Records supplied:
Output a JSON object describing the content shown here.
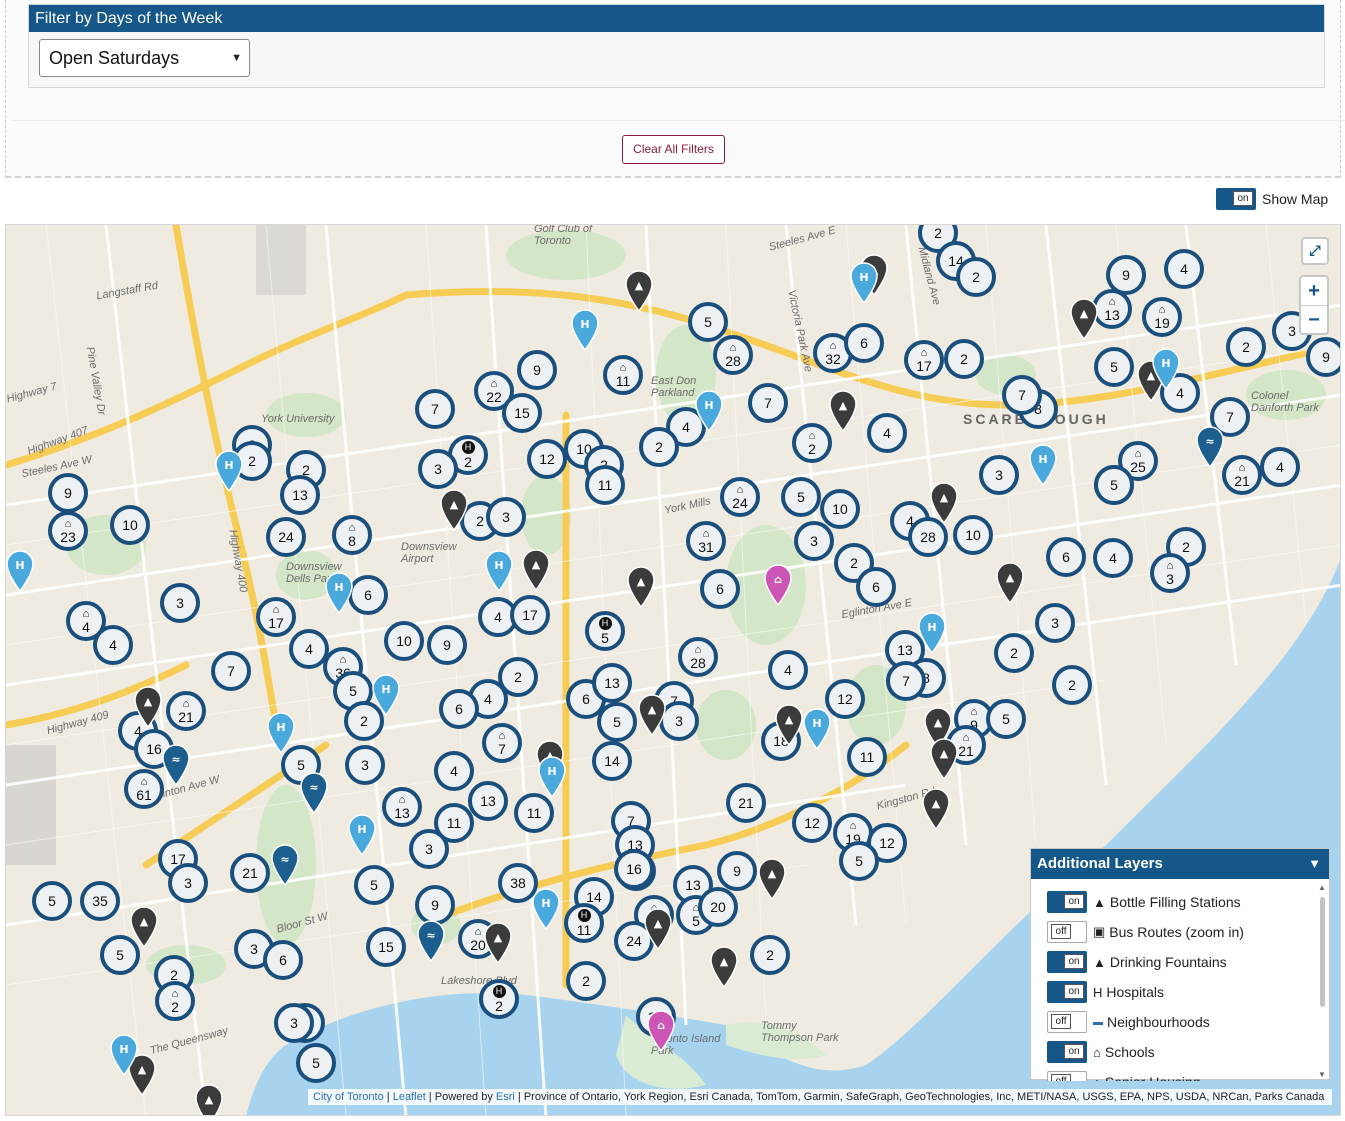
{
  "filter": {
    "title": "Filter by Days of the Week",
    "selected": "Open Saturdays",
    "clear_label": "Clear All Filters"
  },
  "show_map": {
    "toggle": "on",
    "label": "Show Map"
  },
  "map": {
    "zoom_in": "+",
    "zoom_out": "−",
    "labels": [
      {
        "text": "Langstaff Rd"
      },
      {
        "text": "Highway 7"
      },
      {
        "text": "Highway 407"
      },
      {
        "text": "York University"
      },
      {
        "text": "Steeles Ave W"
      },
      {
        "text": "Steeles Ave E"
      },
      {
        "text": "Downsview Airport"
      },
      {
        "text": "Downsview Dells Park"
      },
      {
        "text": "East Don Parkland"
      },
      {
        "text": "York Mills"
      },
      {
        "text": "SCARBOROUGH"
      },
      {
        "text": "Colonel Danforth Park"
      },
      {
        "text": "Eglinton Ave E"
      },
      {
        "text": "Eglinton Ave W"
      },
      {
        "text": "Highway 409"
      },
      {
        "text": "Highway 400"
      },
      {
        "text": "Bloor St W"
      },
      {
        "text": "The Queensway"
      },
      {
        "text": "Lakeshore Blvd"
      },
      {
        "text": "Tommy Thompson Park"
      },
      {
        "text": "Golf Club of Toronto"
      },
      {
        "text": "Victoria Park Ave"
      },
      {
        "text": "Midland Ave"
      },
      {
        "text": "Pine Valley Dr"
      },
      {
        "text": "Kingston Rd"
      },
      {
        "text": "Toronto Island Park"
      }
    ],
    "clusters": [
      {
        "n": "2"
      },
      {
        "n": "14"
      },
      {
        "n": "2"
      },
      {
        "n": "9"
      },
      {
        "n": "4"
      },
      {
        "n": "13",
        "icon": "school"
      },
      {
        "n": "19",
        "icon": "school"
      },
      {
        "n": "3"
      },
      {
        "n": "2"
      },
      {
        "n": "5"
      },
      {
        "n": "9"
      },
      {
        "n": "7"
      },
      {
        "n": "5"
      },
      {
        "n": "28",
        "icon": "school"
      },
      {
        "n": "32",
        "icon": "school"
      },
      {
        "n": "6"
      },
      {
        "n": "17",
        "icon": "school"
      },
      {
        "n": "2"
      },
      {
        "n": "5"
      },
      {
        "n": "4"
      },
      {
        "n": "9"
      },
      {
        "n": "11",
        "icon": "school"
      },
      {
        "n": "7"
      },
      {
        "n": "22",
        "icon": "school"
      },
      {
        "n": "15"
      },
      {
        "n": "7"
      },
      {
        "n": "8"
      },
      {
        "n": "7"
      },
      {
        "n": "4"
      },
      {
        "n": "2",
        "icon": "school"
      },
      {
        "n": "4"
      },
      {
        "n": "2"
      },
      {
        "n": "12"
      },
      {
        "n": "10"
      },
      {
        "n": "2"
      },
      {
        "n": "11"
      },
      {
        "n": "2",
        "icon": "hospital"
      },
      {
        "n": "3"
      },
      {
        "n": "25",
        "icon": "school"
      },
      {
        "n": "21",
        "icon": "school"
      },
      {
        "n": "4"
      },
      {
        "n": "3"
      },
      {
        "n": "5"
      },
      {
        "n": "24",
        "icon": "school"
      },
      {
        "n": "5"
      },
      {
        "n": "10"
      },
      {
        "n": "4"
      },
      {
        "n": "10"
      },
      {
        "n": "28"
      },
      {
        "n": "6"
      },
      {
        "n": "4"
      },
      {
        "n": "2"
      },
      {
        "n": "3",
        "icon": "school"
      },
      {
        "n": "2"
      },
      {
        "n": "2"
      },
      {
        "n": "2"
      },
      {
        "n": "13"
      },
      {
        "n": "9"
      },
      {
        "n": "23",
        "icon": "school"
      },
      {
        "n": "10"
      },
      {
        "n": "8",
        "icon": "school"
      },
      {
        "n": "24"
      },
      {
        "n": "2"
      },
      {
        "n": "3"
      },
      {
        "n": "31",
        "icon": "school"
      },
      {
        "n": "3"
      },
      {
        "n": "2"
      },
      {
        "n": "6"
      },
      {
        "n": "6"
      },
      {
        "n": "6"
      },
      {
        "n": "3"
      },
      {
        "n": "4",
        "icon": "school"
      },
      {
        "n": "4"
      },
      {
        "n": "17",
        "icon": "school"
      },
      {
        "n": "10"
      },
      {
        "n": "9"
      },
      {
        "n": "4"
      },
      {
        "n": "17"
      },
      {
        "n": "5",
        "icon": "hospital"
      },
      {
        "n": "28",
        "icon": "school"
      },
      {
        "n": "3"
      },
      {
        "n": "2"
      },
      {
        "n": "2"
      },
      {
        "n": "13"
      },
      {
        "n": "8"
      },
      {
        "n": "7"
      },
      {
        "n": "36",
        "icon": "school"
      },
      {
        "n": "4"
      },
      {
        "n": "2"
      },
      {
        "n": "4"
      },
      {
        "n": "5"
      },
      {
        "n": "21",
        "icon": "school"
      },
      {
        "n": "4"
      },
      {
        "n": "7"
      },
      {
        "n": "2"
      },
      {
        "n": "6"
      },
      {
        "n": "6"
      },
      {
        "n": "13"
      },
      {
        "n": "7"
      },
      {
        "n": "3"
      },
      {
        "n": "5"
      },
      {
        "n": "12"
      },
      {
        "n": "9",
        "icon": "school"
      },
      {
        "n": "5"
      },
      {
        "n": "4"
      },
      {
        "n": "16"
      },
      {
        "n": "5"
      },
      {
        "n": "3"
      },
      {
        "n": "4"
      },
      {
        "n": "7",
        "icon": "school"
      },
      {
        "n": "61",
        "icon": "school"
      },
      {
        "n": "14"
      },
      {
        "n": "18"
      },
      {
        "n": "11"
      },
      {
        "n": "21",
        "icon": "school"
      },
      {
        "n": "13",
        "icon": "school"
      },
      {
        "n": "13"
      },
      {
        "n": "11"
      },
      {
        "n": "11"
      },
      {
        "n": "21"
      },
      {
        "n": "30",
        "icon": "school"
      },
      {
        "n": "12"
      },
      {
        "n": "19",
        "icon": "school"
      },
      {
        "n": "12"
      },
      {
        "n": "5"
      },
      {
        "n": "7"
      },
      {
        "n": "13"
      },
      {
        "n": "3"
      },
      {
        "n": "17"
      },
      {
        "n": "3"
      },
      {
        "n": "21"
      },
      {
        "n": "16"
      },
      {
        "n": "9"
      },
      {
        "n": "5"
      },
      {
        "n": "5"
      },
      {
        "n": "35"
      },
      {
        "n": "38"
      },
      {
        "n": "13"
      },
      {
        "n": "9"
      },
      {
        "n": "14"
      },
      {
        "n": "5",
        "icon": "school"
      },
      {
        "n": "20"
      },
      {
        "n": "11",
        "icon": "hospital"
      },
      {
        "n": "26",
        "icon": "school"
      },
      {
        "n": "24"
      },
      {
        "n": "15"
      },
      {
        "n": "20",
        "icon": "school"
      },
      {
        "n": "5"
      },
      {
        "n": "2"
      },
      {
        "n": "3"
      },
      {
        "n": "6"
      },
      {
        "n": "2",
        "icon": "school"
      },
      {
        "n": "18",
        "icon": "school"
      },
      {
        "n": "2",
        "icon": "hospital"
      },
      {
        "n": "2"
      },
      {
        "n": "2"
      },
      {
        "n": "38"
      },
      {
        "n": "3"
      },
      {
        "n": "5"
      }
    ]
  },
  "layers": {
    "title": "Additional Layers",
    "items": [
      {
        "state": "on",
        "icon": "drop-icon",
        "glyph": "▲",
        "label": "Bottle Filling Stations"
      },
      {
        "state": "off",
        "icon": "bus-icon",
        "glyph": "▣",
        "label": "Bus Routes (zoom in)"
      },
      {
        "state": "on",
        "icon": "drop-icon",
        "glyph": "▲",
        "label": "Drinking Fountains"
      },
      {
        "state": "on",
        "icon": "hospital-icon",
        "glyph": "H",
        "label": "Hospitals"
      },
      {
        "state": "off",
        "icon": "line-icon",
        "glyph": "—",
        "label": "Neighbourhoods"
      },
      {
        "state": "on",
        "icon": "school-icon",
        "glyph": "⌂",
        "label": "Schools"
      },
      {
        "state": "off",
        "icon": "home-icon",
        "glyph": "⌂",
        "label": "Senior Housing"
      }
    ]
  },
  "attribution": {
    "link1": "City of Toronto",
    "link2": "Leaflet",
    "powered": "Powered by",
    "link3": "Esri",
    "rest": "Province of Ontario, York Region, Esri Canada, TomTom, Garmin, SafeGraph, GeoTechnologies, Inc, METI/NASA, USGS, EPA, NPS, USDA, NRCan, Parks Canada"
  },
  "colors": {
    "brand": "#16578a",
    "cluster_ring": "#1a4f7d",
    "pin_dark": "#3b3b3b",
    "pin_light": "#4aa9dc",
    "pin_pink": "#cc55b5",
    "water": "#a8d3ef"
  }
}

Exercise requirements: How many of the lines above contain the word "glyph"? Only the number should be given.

Result of the exercise: 7